- Mass broadcast media: the airwaves and broadcast bandwidth are controlled by the government, and the broadcast networks can use it only by government sufferance. Hardly a day goes by when the government doesn't make noises about cracking down on what they're allowed to say; do you really think that what you would like to see and hear matters all that much except at the margins?
- The entertainment industry, whose products would be freely and profitlessly pirated by everybody in the world were it not for massive government efforts on behalf of copyright owners and against ordinary citizens.

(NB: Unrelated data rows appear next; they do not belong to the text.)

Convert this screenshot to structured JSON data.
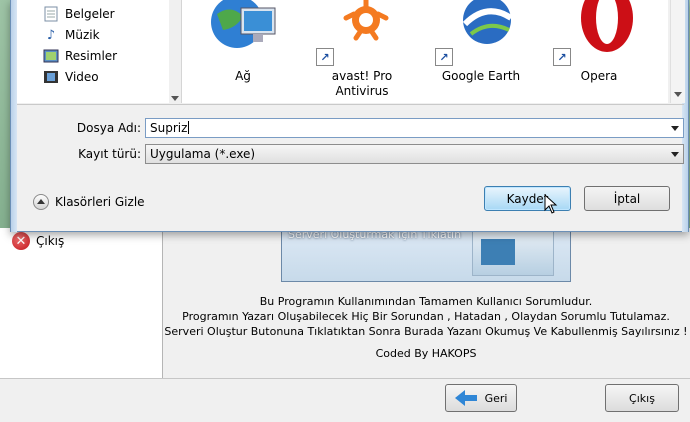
{
  "dialog": {
    "nav_items": [
      {
        "label": "Belgeler",
        "icon": "documents-icon"
      },
      {
        "label": "Müzik",
        "icon": "music-icon"
      },
      {
        "label": "Resimler",
        "icon": "pictures-icon"
      },
      {
        "label": "Video",
        "icon": "video-icon"
      }
    ],
    "files": [
      {
        "label": "Ağ",
        "icon": "network-icon",
        "shortcut": false
      },
      {
        "label": "avast! Pro Antivirus",
        "icon": "avast-icon",
        "shortcut": true
      },
      {
        "label": "Google Earth",
        "icon": "google-earth-icon",
        "shortcut": true
      },
      {
        "label": "Opera",
        "icon": "opera-icon",
        "shortcut": true
      }
    ],
    "filename_label": "Dosya Adı:",
    "filename_value": "Supriz",
    "filetype_label": "Kayıt türü:",
    "filetype_value": "Uygulama (*.exe)",
    "hide_folders_label": "Klasörleri Gizle",
    "save_label": "Kaydet",
    "cancel_label": "İptal"
  },
  "background_app": {
    "sidebar_exit_label": "Çıkış",
    "banner_text": "Serveri Oluşturmak İçin Tıklatın",
    "disclaimer_lines": [
      "Bu Programın Kullanımından Tamamen Kullanıcı Sorumludur.",
      "Programın Yazarı Oluşabilecek Hiç Bir Sorundan , Hatadan , Olaydan Sorumlu Tutulamaz.",
      "Serveri Oluştur Butonuna Tıklatıktan Sonra Burada Yazanı Okumuş Ve Kabullenmiş Sayılırsınız !"
    ],
    "credit": "Coded By HAKOPS",
    "back_label": "Geri",
    "exit_label": "Çıkış"
  },
  "colors": {
    "accent": "#3c7fb1",
    "exit_red": "#c0141a",
    "opera_red": "#cc0f16",
    "avast_orange": "#f47a20"
  }
}
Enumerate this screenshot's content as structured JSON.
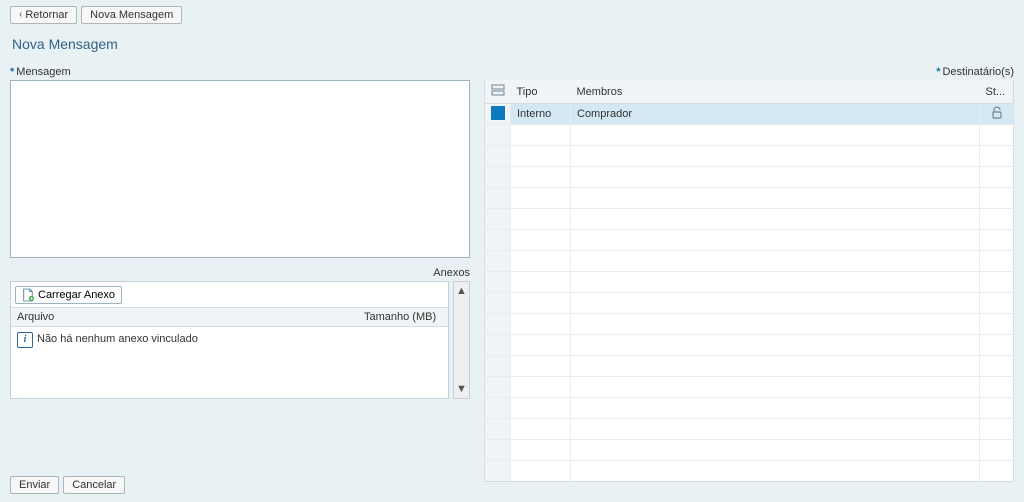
{
  "toolbar": {
    "back_label": "Retornar",
    "new_label": "Nova Mensagem"
  },
  "page_title": "Nova Mensagem",
  "message": {
    "label": "Mensagem",
    "value": ""
  },
  "attachments": {
    "section_label": "Anexos",
    "upload_label": "Carregar Anexo",
    "col_file": "Arquivo",
    "col_size": "Tamanho (MB)",
    "empty_text": "Não há nenhum anexo vinculado"
  },
  "recipients": {
    "label": "Destinatário(s)",
    "col_tipo": "Tipo",
    "col_membros": "Membros",
    "col_st": "St...",
    "rows": [
      {
        "tipo": "Interno",
        "membros": "Comprador",
        "selected": true
      }
    ]
  },
  "footer": {
    "send": "Enviar",
    "cancel": "Cancelar"
  }
}
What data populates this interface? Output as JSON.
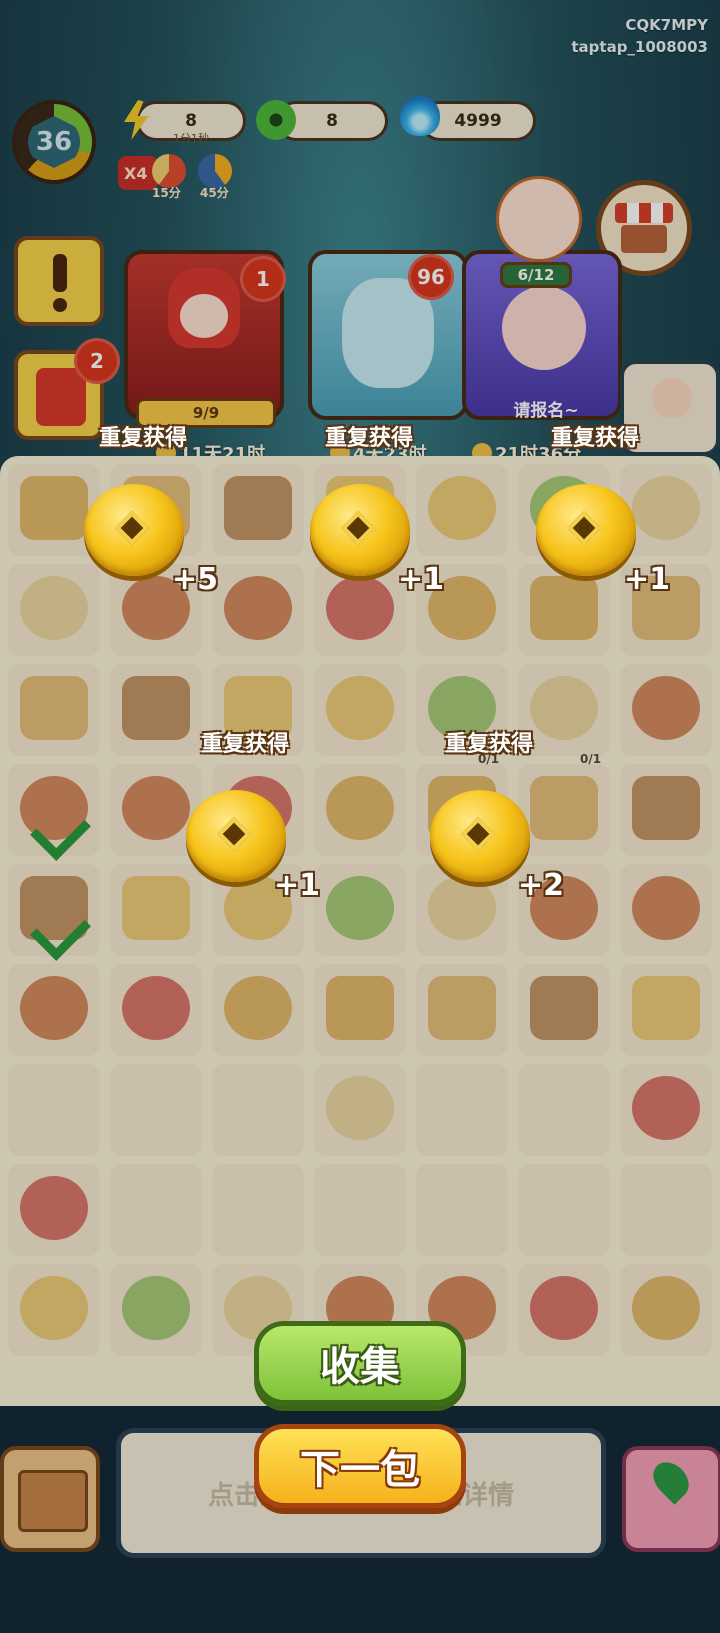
{
  "account": {
    "code": "CQK7MPY",
    "user": "taptap_1008003"
  },
  "hud": {
    "level": "36",
    "energy": {
      "value": "8",
      "timer": "1分1秒"
    },
    "jade": {
      "value": "8"
    },
    "flame": {
      "value": "4999"
    },
    "boosts": {
      "multiplier": "X4",
      "boost1": "15分",
      "boost2": "45分"
    }
  },
  "side": {
    "quest_badge": "",
    "gift_badge": "2"
  },
  "cards": [
    {
      "badge": "1",
      "progress": "9/9",
      "timer": "11天21时"
    },
    {
      "badge": "96",
      "progress": "",
      "timer": "4天23时"
    },
    {
      "badge": "",
      "progress": "6/12",
      "label": "请报名~",
      "timer": "21时36分"
    }
  ],
  "board_items": {
    "counter1": "0/1",
    "counter2": "0/1"
  },
  "rewards": [
    {
      "label": "重复获得",
      "count": "+5"
    },
    {
      "label": "重复获得",
      "count": "+1"
    },
    {
      "label": "重复获得",
      "count": "+1"
    },
    {
      "label": "重复获得",
      "count": "+1"
    },
    {
      "label": "重复获得",
      "count": "+2"
    }
  ],
  "bottom": {
    "hint": "点击道",
    "hint_right": "应详情"
  },
  "buttons": {
    "collect": "收集",
    "next": "下一包"
  },
  "colors": {
    "coin": "#f7c51c",
    "collect": "#7fc23a",
    "next": "#f5b21c",
    "board": "#fbf2d8"
  }
}
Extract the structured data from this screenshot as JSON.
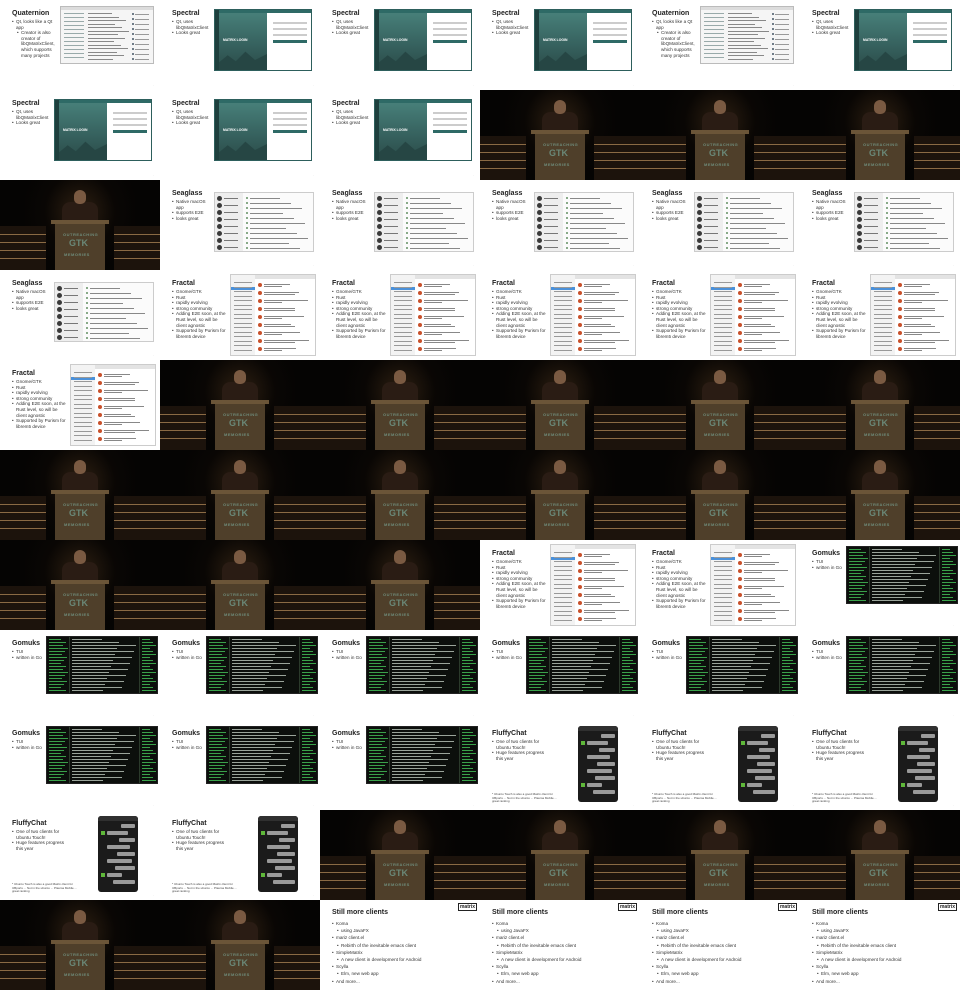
{
  "slides": {
    "quaternion": {
      "title": "Quaternion",
      "bullets": [
        {
          "text": "Qt, looks like a Qt app",
          "sub": false
        },
        {
          "text": "Creator is also creator of libQMatrixClient, which supports many projects",
          "sub": true
        }
      ]
    },
    "spectral": {
      "title": "Spectral",
      "bullets": [
        {
          "text": "Qt, uses libQMatrixClient",
          "sub": false
        },
        {
          "text": "Looks great",
          "sub": false
        }
      ],
      "screen_text": "MATRIX LOGIN"
    },
    "seaglass": {
      "title": "Seaglass",
      "bullets": [
        {
          "text": "Native macOS app",
          "sub": false
        },
        {
          "text": "supports E2E",
          "sub": false
        },
        {
          "text": "looks great",
          "sub": false
        }
      ]
    },
    "fractal": {
      "title": "Fractal",
      "bullets": [
        {
          "text": "Gnome/GTK",
          "sub": false
        },
        {
          "text": "Rust",
          "sub": false
        },
        {
          "text": "rapidly evolving",
          "sub": false
        },
        {
          "text": "strong community",
          "sub": false
        },
        {
          "text": "Adding E2E soon, at the Rust level, so will be client agnostic",
          "sub": false
        },
        {
          "text": "Supported by Purism for librem5 device",
          "sub": false
        }
      ]
    },
    "gomuks": {
      "title": "Gomuks",
      "bullets": [
        {
          "text": "TUI",
          "sub": false
        },
        {
          "text": "written in Go",
          "sub": false
        }
      ]
    },
    "fluffychat": {
      "title": "FluffyChat",
      "bullets": [
        {
          "text": "One of two clients for Ubuntu Touch!",
          "sub": false
        },
        {
          "text": "Huge features progress this year",
          "sub": false
        }
      ],
      "footnote": "* Ubuntu Touch is also a good Matrix client for UBports ... Not in the ubuntu ... Plasma Mobile ... great ranking"
    },
    "still_more": {
      "title": "Still more clients",
      "logo": "matrix",
      "bullets": [
        {
          "text": "Koma",
          "sub": false
        },
        {
          "text": "using JavaFX",
          "sub": true
        },
        {
          "text": "mariz client.el",
          "sub": false
        },
        {
          "text": "Rebirth of the inevitable emacs client",
          "sub": true
        },
        {
          "text": "SimpleMatrix",
          "sub": false
        },
        {
          "text": "A new client in development for Android",
          "sub": true
        },
        {
          "text": "Scylla",
          "sub": false
        },
        {
          "text": "Elm, new web app",
          "sub": true
        },
        {
          "text": "And more...",
          "sub": false
        }
      ]
    },
    "stage": {
      "podium_line1": "OUTREACHING",
      "podium_line2": "GTK",
      "podium_line3": "MEMORIES"
    }
  },
  "tiles": [
    "quaternion",
    "spectral",
    "spectral",
    "spectral",
    "quaternion",
    "spectral",
    "spectral",
    "spectral",
    "spectral",
    "stage",
    "stage",
    "stage",
    "stage",
    "seaglass",
    "seaglass",
    "seaglass",
    "seaglass",
    "seaglass",
    "seaglass",
    "fractal",
    "fractal",
    "fractal",
    "fractal",
    "fractal",
    "fractal",
    "stage",
    "stage",
    "stage",
    "stage",
    "stage",
    "stage",
    "stage",
    "stage",
    "stage",
    "stage",
    "stage",
    "stage",
    "stage",
    "stage",
    "fractal",
    "fractal",
    "gomuks",
    "gomuks",
    "gomuks",
    "gomuks",
    "gomuks",
    "gomuks",
    "gomuks",
    "gomuks",
    "gomuks",
    "gomuks",
    "fluffychat",
    "fluffychat",
    "fluffychat",
    "fluffychat",
    "fluffychat",
    "stage",
    "stage",
    "stage",
    "stage",
    "stage",
    "stage",
    "still_more",
    "still_more",
    "still_more",
    "still_more"
  ]
}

- Even traditional industrial companies are coming into thrall to the government due to environmental regulatory threats and legal action: dozens of states are suing Exxon, claiming that they have committed fraud by arguing against the bogus "settled science" of climate change! If this effort is successful, it'll be hard to say if there are any real businesses of any size left, given that every one will be under existential threat from trumped-up government action.
So does our fervent opposition to these giant, corrupt "businesses" put us in the socialist camp of Bernie supporters? Hardly: we devoutly believe in private enterprise. It's just that we expect the private enterprise to be truly private: that is, the actual owners run the show, reap the rewards, and pay the price of failure. These days, that sort of business is mostly found in the tech sector although the giants of that industry are working hard to enslave themselves to government favor just like their predecessors in New York and Detroit.
But if anyone bothered to care about the Constitution, he'd find that our government has no business involving itself in any of these enterprises. And when it does, then the subject in question is itself no longer a business.
So which party is the Party of Business? Alas, the answer is: neither one. Both parties wholeheartedly support the sort of giant crony-"capitalist" enterprise that rips you off and lines their pockets, and the rest of us can go hang.
Over the past five years, the editors have been secretly working on a book that summarizes the fundamental viewpoints of Scragged.